Work required: The expected result is a word-for-word copy of the entries, minus any pictures.

= = = = = = =

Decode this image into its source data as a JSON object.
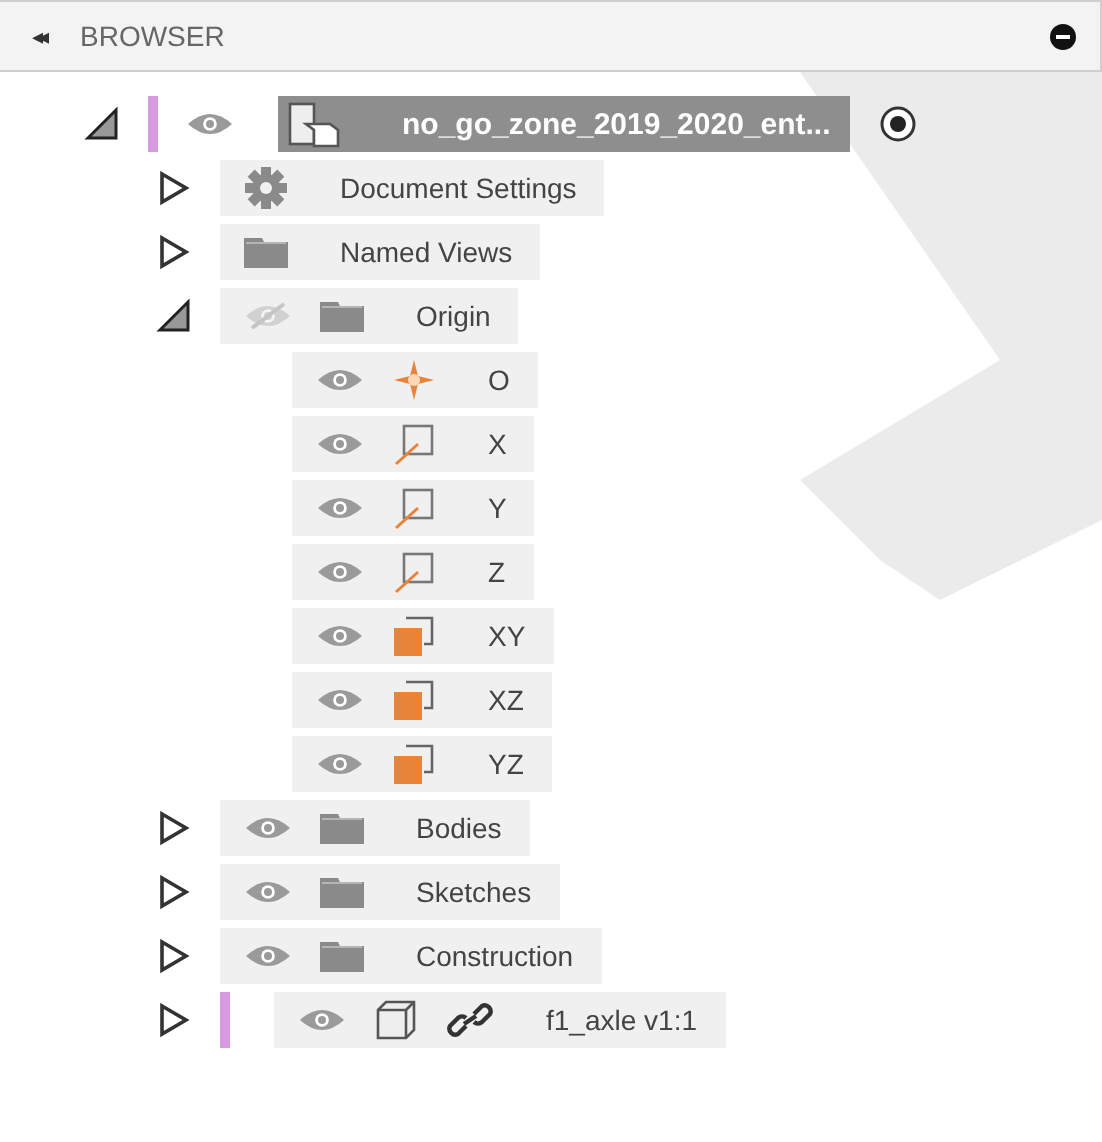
{
  "header": {
    "title": "BROWSER",
    "collapse_glyph": "◂◂"
  },
  "items": [
    {
      "kind": "root-component",
      "label": "no_go_zone_2019_2020_ent...",
      "expanded": true,
      "visible": true,
      "selected": true,
      "active": true,
      "children": [
        {
          "kind": "settings",
          "label": "Document Settings",
          "expanded": false,
          "selected": false
        },
        {
          "kind": "folder",
          "label": "Named Views",
          "expanded": false,
          "selected": false
        },
        {
          "kind": "folder",
          "label": "Origin",
          "expanded": true,
          "visible": false,
          "selected": false,
          "children": [
            {
              "kind": "point",
              "label": "O",
              "visible": true,
              "selected": false
            },
            {
              "kind": "axis",
              "label": "X",
              "visible": true,
              "selected": false
            },
            {
              "kind": "axis",
              "label": "Y",
              "visible": true,
              "selected": false
            },
            {
              "kind": "axis",
              "label": "Z",
              "visible": true,
              "selected": false
            },
            {
              "kind": "plane",
              "label": "XY",
              "visible": true,
              "selected": false
            },
            {
              "kind": "plane",
              "label": "XZ",
              "visible": true,
              "selected": false
            },
            {
              "kind": "plane",
              "label": "YZ",
              "visible": true,
              "selected": false
            }
          ]
        },
        {
          "kind": "folder",
          "label": "Bodies",
          "expanded": false,
          "visible": true,
          "selected": false
        },
        {
          "kind": "folder",
          "label": "Sketches",
          "expanded": false,
          "visible": true,
          "selected": false
        },
        {
          "kind": "folder",
          "label": "Construction",
          "expanded": false,
          "visible": true,
          "selected": false
        },
        {
          "kind": "linked-component",
          "label": "f1_axle v1:1",
          "expanded": false,
          "visible": true,
          "selected": false
        }
      ]
    }
  ]
}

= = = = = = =

Exercise answer:
Decode this image into its source data as a JSON object.
{
  "header": {
    "title": "BROWSER",
    "collapse_glyph": "◂◂"
  },
  "items": [
    {
      "kind": "root-component",
      "label": "no_go_zone_2019_2020_ent...",
      "expanded": true,
      "visible": true,
      "selected": true,
      "active": true,
      "children": [
        {
          "kind": "settings",
          "label": "Document Settings",
          "expanded": false,
          "selected": false
        },
        {
          "kind": "folder",
          "label": "Named Views",
          "expanded": false,
          "selected": false
        },
        {
          "kind": "folder",
          "label": "Origin",
          "expanded": true,
          "visible": false,
          "selected": false,
          "children": [
            {
              "kind": "point",
              "label": "O",
              "visible": true,
              "selected": false
            },
            {
              "kind": "axis",
              "label": "X",
              "visible": true,
              "selected": false
            },
            {
              "kind": "axis",
              "label": "Y",
              "visible": true,
              "selected": false
            },
            {
              "kind": "axis",
              "label": "Z",
              "visible": true,
              "selected": false
            },
            {
              "kind": "plane",
              "label": "XY",
              "visible": true,
              "selected": false
            },
            {
              "kind": "plane",
              "label": "XZ",
              "visible": true,
              "selected": false
            },
            {
              "kind": "plane",
              "label": "YZ",
              "visible": true,
              "selected": false
            }
          ]
        },
        {
          "kind": "folder",
          "label": "Bodies",
          "expanded": false,
          "visible": true,
          "selected": false
        },
        {
          "kind": "folder",
          "label": "Sketches",
          "expanded": false,
          "visible": true,
          "selected": false
        },
        {
          "kind": "folder",
          "label": "Construction",
          "expanded": false,
          "visible": true,
          "selected": false
        },
        {
          "kind": "linked-component",
          "label": "f1_axle v1:1",
          "expanded": false,
          "visible": true,
          "selected": false
        }
      ]
    }
  ]
}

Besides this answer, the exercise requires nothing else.